[What to produce]: Print the listing below exactly as written.

[Data under study]:
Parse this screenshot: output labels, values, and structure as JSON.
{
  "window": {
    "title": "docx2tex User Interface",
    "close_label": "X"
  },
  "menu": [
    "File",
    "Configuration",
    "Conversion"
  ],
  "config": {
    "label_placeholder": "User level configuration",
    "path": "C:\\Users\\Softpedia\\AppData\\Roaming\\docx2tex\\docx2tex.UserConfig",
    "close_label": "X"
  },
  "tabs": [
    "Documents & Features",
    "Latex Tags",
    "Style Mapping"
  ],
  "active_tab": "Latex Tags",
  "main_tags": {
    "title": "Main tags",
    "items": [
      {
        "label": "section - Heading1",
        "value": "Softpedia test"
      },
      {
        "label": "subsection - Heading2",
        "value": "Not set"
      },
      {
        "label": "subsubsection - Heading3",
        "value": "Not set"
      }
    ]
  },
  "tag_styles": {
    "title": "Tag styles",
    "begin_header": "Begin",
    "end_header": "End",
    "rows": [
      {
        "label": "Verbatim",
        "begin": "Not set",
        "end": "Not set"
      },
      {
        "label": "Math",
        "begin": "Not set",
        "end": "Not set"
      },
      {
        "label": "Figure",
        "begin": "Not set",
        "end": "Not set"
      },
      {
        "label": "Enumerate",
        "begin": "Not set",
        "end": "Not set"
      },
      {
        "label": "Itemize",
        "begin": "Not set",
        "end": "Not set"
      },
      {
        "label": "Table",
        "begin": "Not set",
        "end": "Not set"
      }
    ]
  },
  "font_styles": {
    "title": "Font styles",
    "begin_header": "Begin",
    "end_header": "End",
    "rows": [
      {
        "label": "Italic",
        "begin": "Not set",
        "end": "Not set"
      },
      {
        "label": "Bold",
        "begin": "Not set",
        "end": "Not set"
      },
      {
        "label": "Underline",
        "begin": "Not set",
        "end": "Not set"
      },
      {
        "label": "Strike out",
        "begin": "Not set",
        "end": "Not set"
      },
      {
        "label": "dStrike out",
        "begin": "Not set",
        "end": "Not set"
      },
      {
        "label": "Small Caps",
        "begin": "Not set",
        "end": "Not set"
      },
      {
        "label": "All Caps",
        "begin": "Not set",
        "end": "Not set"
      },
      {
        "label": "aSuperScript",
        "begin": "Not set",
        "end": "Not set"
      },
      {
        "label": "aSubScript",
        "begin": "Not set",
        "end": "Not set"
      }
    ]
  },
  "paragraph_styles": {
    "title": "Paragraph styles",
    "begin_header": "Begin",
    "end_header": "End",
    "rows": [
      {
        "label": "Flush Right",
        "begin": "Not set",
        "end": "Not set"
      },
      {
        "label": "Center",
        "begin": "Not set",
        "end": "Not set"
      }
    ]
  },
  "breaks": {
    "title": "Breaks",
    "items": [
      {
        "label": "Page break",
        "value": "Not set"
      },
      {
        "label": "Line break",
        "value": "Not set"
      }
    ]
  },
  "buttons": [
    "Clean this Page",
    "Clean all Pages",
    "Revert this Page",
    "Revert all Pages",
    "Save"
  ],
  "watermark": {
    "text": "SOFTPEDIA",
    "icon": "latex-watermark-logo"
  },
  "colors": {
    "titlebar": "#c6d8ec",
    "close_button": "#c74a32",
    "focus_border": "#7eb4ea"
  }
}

[Solution for this task]:
Parse this screenshot: output labels, values, and structure as JSON.
{
  "window": {
    "title": "docx2tex User Interface",
    "close_label": "X"
  },
  "menu": [
    "File",
    "Configuration",
    "Conversion"
  ],
  "config": {
    "label_placeholder": "User level configuration",
    "path": "C:\\Users\\Softpedia\\AppData\\Roaming\\docx2tex\\docx2tex.UserConfig",
    "close_label": "X"
  },
  "tabs": [
    "Documents & Features",
    "Latex Tags",
    "Style Mapping"
  ],
  "active_tab": "Latex Tags",
  "main_tags": {
    "title": "Main tags",
    "items": [
      {
        "label": "section - Heading1",
        "value": "Softpedia test"
      },
      {
        "label": "subsection - Heading2",
        "value": "Not set"
      },
      {
        "label": "subsubsection - Heading3",
        "value": "Not set"
      }
    ]
  },
  "tag_styles": {
    "title": "Tag styles",
    "begin_header": "Begin",
    "end_header": "End",
    "rows": [
      {
        "label": "Verbatim",
        "begin": "Not set",
        "end": "Not set"
      },
      {
        "label": "Math",
        "begin": "Not set",
        "end": "Not set"
      },
      {
        "label": "Figure",
        "begin": "Not set",
        "end": "Not set"
      },
      {
        "label": "Enumerate",
        "begin": "Not set",
        "end": "Not set"
      },
      {
        "label": "Itemize",
        "begin": "Not set",
        "end": "Not set"
      },
      {
        "label": "Table",
        "begin": "Not set",
        "end": "Not set"
      }
    ]
  },
  "font_styles": {
    "title": "Font styles",
    "begin_header": "Begin",
    "end_header": "End",
    "rows": [
      {
        "label": "Italic",
        "begin": "Not set",
        "end": "Not set"
      },
      {
        "label": "Bold",
        "begin": "Not set",
        "end": "Not set"
      },
      {
        "label": "Underline",
        "begin": "Not set",
        "end": "Not set"
      },
      {
        "label": "Strike out",
        "begin": "Not set",
        "end": "Not set"
      },
      {
        "label": "dStrike out",
        "begin": "Not set",
        "end": "Not set"
      },
      {
        "label": "Small Caps",
        "begin": "Not set",
        "end": "Not set"
      },
      {
        "label": "All Caps",
        "begin": "Not set",
        "end": "Not set"
      },
      {
        "label": "aSuperScript",
        "begin": "Not set",
        "end": "Not set"
      },
      {
        "label": "aSubScript",
        "begin": "Not set",
        "end": "Not set"
      }
    ]
  },
  "paragraph_styles": {
    "title": "Paragraph styles",
    "begin_header": "Begin",
    "end_header": "End",
    "rows": [
      {
        "label": "Flush Right",
        "begin": "Not set",
        "end": "Not set"
      },
      {
        "label": "Center",
        "begin": "Not set",
        "end": "Not set"
      }
    ]
  },
  "breaks": {
    "title": "Breaks",
    "items": [
      {
        "label": "Page break",
        "value": "Not set"
      },
      {
        "label": "Line break",
        "value": "Not set"
      }
    ]
  },
  "buttons": [
    "Clean this Page",
    "Clean all Pages",
    "Revert this Page",
    "Revert all Pages",
    "Save"
  ],
  "watermark": {
    "text": "SOFTPEDIA",
    "icon": "latex-watermark-logo"
  },
  "colors": {
    "titlebar": "#c6d8ec",
    "close_button": "#c74a32",
    "focus_border": "#7eb4ea"
  }
}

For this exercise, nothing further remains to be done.